==== THE DATA ====
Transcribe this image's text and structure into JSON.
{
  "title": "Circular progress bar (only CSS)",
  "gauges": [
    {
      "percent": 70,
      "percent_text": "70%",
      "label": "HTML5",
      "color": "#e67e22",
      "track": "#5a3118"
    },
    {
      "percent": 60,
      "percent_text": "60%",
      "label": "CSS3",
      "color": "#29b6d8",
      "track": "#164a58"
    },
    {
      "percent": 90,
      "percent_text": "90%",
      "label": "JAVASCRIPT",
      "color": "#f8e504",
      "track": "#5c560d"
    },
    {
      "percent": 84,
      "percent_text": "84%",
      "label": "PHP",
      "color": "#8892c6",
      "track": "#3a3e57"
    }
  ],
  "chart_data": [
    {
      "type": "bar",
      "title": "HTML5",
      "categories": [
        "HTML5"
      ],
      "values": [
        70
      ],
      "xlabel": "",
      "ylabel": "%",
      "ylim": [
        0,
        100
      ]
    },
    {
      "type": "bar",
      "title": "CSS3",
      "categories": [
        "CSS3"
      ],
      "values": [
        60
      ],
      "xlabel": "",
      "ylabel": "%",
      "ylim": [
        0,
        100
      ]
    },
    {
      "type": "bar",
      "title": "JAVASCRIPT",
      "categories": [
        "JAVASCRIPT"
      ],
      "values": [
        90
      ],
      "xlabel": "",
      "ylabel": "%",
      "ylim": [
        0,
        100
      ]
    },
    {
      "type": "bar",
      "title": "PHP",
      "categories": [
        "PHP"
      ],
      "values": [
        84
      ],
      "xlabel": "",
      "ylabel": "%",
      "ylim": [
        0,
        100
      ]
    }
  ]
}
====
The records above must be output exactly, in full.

## SOLVED EXERCISE
Transcribe this image's text and structure into JSON.
{
  "title": "Circular progress bar (only CSS)",
  "gauges": [
    {
      "percent": 70,
      "percent_text": "70%",
      "label": "HTML5",
      "color": "#e67e22",
      "track": "#5a3118"
    },
    {
      "percent": 60,
      "percent_text": "60%",
      "label": "CSS3",
      "color": "#29b6d8",
      "track": "#164a58"
    },
    {
      "percent": 90,
      "percent_text": "90%",
      "label": "JAVASCRIPT",
      "color": "#f8e504",
      "track": "#5c560d"
    },
    {
      "percent": 84,
      "percent_text": "84%",
      "label": "PHP",
      "color": "#8892c6",
      "track": "#3a3e57"
    }
  ],
  "chart_data": [
    {
      "type": "bar",
      "title": "HTML5",
      "categories": [
        "HTML5"
      ],
      "values": [
        70
      ],
      "xlabel": "",
      "ylabel": "%",
      "ylim": [
        0,
        100
      ]
    },
    {
      "type": "bar",
      "title": "CSS3",
      "categories": [
        "CSS3"
      ],
      "values": [
        60
      ],
      "xlabel": "",
      "ylabel": "%",
      "ylim": [
        0,
        100
      ]
    },
    {
      "type": "bar",
      "title": "JAVASCRIPT",
      "categories": [
        "JAVASCRIPT"
      ],
      "values": [
        90
      ],
      "xlabel": "",
      "ylabel": "%",
      "ylim": [
        0,
        100
      ]
    },
    {
      "type": "bar",
      "title": "PHP",
      "categories": [
        "PHP"
      ],
      "values": [
        84
      ],
      "xlabel": "",
      "ylabel": "%",
      "ylim": [
        0,
        100
      ]
    }
  ]
}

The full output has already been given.